June 3, 2014 Free Webinar | Sept. 9: The Entrepreneur’s Playbook for Going Global Register Now » There’s a new high-end smartphone in town with the release of luxury mobile phone manufacturer Vertu’s new Signature Touch model. But be warned, before you trade in your old Apple or Samsung it’s worth noting that prices for this new good-looking gadget currently start at 7,900 euros ($10,750).Marketing itself as a “luxury company which happens to produce mobile phones,” the new Vertu model claims to boast state of the art technology, superior craftsmanship and materials as well as its bespoke services – including its most popular concierge service which provides 24-hour worldwide assistance to users.”It’s the combination of these three things that make a superior luxury phone,” Max Pogliani, CEO of Vertu told CNBC Tuesday. He refuted claims that it’s style over substance too, stating that this new “pinnacle” smartphone is now equipped with “state of the art technology” that can rival the latest models from the high-end market. Top industry names are apparent in parts of its design, with Bang & Olufson and Dolby Laboratories taking care of the sound and Sweden’s Hasselblad providing the camera technology. The phone features a 4.7 inch full HD sapphire crystal screen, a Qualcomm Snapdragon processor chip and Google’s Android 4.4 (KitKat) software.This new Signature Touch model follows on from the company’s Constellation model, which came out in October priced at 4,900 euros, and the Vertu Ti was launched in early 2013, starting at 7,900 euros.”It really depends on how you look at it, because especially today a mobile phone is something which is with you day and night,” Pogliani said.”It’s something very personal and the intensity of usage in these two to three years is large compared to other luxury items. If you take a nice bottle of Chateau Lafite you can have it finished in one hour and the price could be the same,” Pogliani said.Previously part of Nokia, the company is now privately owned which Pogliani says gives it more freedom to integrate the best technology available to it. Handmade in England, the phones are available in 66 countries across the globe.
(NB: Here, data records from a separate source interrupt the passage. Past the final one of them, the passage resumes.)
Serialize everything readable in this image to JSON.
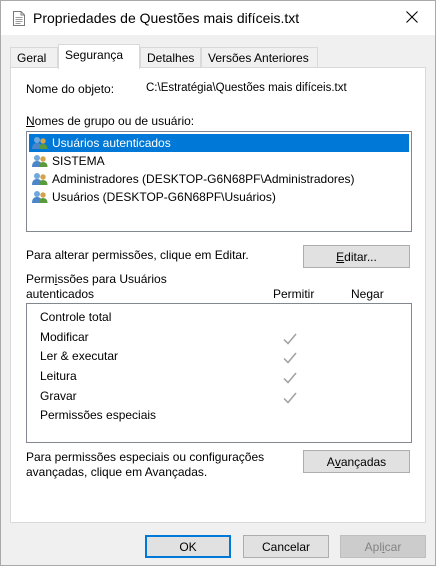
{
  "window": {
    "title": "Propriedades de Questões mais difíceis.txt"
  },
  "tabs": [
    {
      "label": "Geral",
      "active": false
    },
    {
      "label": "Segurança",
      "active": true
    },
    {
      "label": "Detalhes",
      "active": false
    },
    {
      "label": "Versões Anteriores",
      "active": false
    }
  ],
  "object": {
    "label": "Nome do objeto:",
    "value": "C:\\Estratégia\\Questões mais difíceis.txt"
  },
  "groups": {
    "label_prefix": "N",
    "label_rest": "omes de grupo ou de usuário:",
    "items": [
      {
        "label": "Usuários autenticados",
        "selected": true
      },
      {
        "label": "SISTEMA",
        "selected": false
      },
      {
        "label": "Administradores (DESKTOP-G6N68PF\\Administradores)",
        "selected": false
      },
      {
        "label": "Usuários (DESKTOP-G6N68PF\\Usuários)",
        "selected": false
      }
    ]
  },
  "edit": {
    "hint": "Para alterar permissões, clique em Editar.",
    "button_prefix": "E",
    "button_rest": "ditar..."
  },
  "permissions": {
    "title_part1": "Perm",
    "title_underline": "i",
    "title_part2": "ssões para Usuários",
    "title_line2": "autenticados",
    "col_allow": "Permitir",
    "col_deny": "Negar",
    "rows": [
      {
        "label": "Controle total",
        "allow": false,
        "deny": false
      },
      {
        "label": "Modificar",
        "allow": true,
        "deny": false
      },
      {
        "label": "Ler & executar",
        "allow": true,
        "deny": false
      },
      {
        "label": "Leitura",
        "allow": true,
        "deny": false
      },
      {
        "label": "Gravar",
        "allow": true,
        "deny": false
      },
      {
        "label": "Permissões especiais",
        "allow": false,
        "deny": false
      }
    ]
  },
  "advanced": {
    "hint_line1": "Para permissões especiais ou configurações",
    "hint_line2": "avançadas, clique em Avançadas.",
    "button_part1": "A",
    "button_underline": "v",
    "button_part2": "ançadas"
  },
  "footer": {
    "ok": "OK",
    "cancel": "Cancelar",
    "apply_part1": "Apl",
    "apply_underline": "i",
    "apply_part2": "car"
  },
  "colors": {
    "selection": "#0078d7",
    "check": "#a0a0a0"
  },
  "icons": {
    "title": "document-icon",
    "close": "close-icon",
    "users": "users-icon",
    "check": "check-icon"
  }
}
Vertu Signature TouchImage credit: vertu.com 2 min read Growing a business sometimes requires thinking outside the box. This story originally appeared on CNBC